[ASSIGNMENT] Examine each line of the data, and copy the ones containing "Antal".

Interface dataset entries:
-=-=-=-=-
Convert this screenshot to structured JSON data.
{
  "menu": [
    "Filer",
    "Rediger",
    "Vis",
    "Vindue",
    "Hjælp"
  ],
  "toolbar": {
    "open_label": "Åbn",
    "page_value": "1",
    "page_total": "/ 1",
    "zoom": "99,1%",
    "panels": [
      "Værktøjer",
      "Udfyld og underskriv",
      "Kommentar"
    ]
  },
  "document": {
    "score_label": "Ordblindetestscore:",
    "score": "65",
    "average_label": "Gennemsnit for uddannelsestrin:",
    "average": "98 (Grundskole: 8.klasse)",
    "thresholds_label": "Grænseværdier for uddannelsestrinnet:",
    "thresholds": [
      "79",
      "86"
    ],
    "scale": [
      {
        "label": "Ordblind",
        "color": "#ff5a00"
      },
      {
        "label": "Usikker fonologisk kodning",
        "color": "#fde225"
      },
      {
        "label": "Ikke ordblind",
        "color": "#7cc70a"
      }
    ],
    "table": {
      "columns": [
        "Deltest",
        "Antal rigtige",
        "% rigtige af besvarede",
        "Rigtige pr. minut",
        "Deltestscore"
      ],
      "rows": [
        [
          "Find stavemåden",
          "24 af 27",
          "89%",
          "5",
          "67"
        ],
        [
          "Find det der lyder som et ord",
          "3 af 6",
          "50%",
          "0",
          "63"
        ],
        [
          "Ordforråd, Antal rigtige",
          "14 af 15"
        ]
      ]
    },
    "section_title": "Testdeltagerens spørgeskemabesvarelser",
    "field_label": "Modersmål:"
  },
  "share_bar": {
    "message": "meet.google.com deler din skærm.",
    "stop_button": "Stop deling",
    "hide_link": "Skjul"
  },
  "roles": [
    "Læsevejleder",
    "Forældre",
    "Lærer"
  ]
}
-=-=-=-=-
[SOLUTION TO THE EXERCISE]
        "Antal rigtige",
          "Ordforråd, Antal rigtige",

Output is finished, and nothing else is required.